I have recently developed a luxurious habit of fixing myself a cup of milk tea, using Chombe. In Lilongwe, Malawi, there are a number of grocery shopping places, but we – the field research team in Malawi – always went to Chipiku first. Chipiku, on Paul Kagame Road, is a bit more dingy-looking than Shoprite, but it’s much cheaper and best for buying processed food – and Chipiku had mountains of Chombe tea in the third aisle. None of the Koreans had any particular taste for black tea at the time, so Chombe, or any other cheap, popular brands like Rab’s Classic Pure Malawi Tea remained untouched for a long time.
I dumped a lot of small-packaged Chombe into my shopping cart when time came for me to leave Lilongwe, chiefly because it was cheap. I have no idea what the rate is like now, but in 2012 for five packets it was a mere 330MK, which was at most 1500KRW, or 1.5USD. Crazy. Perhaps it would not make a decent gift, given the sad state of its packaging, but I have already seen how much the local staff were into tea, and thought it fitting to bring it back home and try it out.
Upon returning to Seoul I mostly forgot about the little Chombes sitting neatly in the cabinet, until I managed to get myself a place in the university where I could be peacefully alone, study, and do my RA work. There on a shelf I piled stocks of tea bags and loose leafs. Normally my choices were green, or Buckwheat in summer. If I did occasionally drink black tea, thanks to the Fortnum and Mason that Parveen had bought me, it was mostly straight. But then one day I ran out of green tea and there was a guest waiting expectantly for a cup of tea, so I pulled out the Chombe. I had no idea how it would taste so I only steeped it for a minute and a half, and offered my guest a steaming cup of bright orange.
“How is it?” I asked rather anxiously, pulling out another cup for myself.
“Oh, I don’t often have black tea,” he said enthusiastically, “but this is quite nice, actually. Tastes like… earth.

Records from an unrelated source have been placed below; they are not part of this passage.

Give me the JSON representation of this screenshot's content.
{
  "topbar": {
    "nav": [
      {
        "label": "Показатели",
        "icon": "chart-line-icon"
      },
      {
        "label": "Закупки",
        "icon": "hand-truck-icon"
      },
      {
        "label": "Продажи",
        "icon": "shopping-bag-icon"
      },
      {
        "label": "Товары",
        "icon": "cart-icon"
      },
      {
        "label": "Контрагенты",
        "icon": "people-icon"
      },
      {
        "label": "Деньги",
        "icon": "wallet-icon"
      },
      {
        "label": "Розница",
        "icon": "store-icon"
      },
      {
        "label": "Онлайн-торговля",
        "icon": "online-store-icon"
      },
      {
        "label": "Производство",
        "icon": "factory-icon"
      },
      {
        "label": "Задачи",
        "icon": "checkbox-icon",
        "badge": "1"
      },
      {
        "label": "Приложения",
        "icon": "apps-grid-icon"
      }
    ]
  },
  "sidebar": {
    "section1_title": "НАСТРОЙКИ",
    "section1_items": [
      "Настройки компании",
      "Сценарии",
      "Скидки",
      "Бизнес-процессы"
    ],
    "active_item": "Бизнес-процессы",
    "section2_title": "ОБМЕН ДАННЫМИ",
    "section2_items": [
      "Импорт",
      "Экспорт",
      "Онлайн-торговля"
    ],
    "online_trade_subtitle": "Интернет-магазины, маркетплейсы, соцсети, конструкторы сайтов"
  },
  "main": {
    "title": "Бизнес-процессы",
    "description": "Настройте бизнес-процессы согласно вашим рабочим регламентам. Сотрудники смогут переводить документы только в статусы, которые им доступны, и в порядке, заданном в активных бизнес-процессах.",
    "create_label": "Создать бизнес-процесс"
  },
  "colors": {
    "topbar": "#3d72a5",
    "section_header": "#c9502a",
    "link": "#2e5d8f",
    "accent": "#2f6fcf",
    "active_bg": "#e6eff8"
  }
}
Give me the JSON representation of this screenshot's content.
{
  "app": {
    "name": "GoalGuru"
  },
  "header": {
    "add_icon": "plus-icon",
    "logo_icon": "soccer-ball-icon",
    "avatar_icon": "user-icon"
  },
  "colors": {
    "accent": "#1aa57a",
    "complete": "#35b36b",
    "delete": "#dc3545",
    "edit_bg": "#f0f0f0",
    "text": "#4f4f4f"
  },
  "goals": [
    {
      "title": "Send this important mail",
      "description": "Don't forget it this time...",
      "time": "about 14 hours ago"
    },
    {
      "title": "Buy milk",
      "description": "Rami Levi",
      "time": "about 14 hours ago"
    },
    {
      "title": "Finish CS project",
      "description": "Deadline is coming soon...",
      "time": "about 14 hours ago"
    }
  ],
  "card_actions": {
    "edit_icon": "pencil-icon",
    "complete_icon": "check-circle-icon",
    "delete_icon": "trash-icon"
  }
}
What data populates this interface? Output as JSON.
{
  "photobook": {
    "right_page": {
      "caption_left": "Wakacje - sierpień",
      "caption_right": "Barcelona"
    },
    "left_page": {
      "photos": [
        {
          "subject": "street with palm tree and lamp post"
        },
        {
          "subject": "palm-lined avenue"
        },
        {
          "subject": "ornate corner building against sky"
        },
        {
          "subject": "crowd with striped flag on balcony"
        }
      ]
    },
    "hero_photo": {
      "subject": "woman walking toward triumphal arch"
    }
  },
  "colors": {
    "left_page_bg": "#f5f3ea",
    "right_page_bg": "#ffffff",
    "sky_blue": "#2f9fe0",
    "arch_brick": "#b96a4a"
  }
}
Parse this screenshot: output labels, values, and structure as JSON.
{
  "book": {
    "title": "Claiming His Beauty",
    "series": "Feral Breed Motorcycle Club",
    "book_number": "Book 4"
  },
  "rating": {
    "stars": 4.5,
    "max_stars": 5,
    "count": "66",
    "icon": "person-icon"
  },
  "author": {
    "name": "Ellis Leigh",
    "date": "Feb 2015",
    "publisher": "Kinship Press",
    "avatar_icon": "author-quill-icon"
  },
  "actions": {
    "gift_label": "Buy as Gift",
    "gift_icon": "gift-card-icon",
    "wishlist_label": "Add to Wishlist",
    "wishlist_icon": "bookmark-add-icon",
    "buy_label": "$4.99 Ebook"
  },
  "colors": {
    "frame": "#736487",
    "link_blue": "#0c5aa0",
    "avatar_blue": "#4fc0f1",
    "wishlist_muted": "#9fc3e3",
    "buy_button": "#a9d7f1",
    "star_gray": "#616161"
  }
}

No, no, I meant that as a compliment.”
Chombe (leaf, export quality)
Wet leaves, dry leaves, and the actual tea (bit spilt)
So it did. Apparently, Malawian Chombe is strong and earthy. I do not know about the sweet part, but the leftover tea dregs certainly have a sour smell and reminds me bit of … salt. Well, there you go. I am no expert. Some days later, I drank it again, and again, until it began to grow on me. I regretted not having had a cup with the local staff in Lilongwe, though I occasionally did buy them sugar as gifts.
Tea is integral to Malawian people’s lives, and its price is one of the central proxies of measuring inflation along with sugar, salt, oil, and so on. Most love a good deal of sugar in their tea, when they can afford it. The industry itself is also big. There aren’t only the cheap varieties, and apparently they even produce Oolong near Salima. In fact, tea has been grown commercially in Malawi since the 1880s and the country is the second largest producer in Africa after Kenya. The plantations are concentrated in Mulanje and Thyolo districts, but the Chombe tea comes from near Nkhata Bay (different from Chombe situated in Rumphi near Nyika). According to the National Statistical Office of Malawi, “TEA, WHETHER OR NOT FLAVOURED” is almost always within the top 5 exports, and in 4th place in 2012, July to December. The parts of NSO reports that are public are not very helpful, so the only consistent data that you get is half-yearly data of January to June. The following is the change of Malawian main agricultural exports from 2006 to 2011.
Data sources are from NSO.
The statistics in http://www.trade.gov.mw/ are woefully outdated but still the report is worth reading, and may provide you with some ideas about institutional analysis that might have been able had anybody been able to secure the data. Also, there is supposed to be a better dataset generated by the Reserve Bank of Malawi, but not much of it seems to be public. More may be found if the Tea Association of Malawi is contacted.
Tobacco accounts for at least 60% of the country’s whole export value which makes other products seem trivial, but you may see that tea has consistently been the second-most exported product in the past. Now the industry’s growth seems to be falling behind other industries, and in 2012, tea is behind groundnuts and even dried vegetables. Some say it is climate change – I do not have enough information to judge anything yet.
Next time I visit Malawi, I would really like to visit the Limbe auctions and the tea fields, and maybe find something to research about.
So my first proper tea is officially Chombe. Ted bought me loads of it when his job ended in Lilongwe on my request. Thanks Ted. The leaves are very broken – to the point of debating whether I should actually call it “leaves” – and some are grounded to fine powder, especially if they spent 24 hours in a suitcase over the Indian Ocean. So unless you are willing to drink in the powdery bits as well, my recommendation is you take a fine-mesh strainer and first try to get rid of some of those bits by shaking or tapping the strainer. I also often rinse the leaves. It blends nicely with milk, and as my stock is approaching its ‘best before’ date, I am taking the privilege of copiously adding the leaves for milk tea.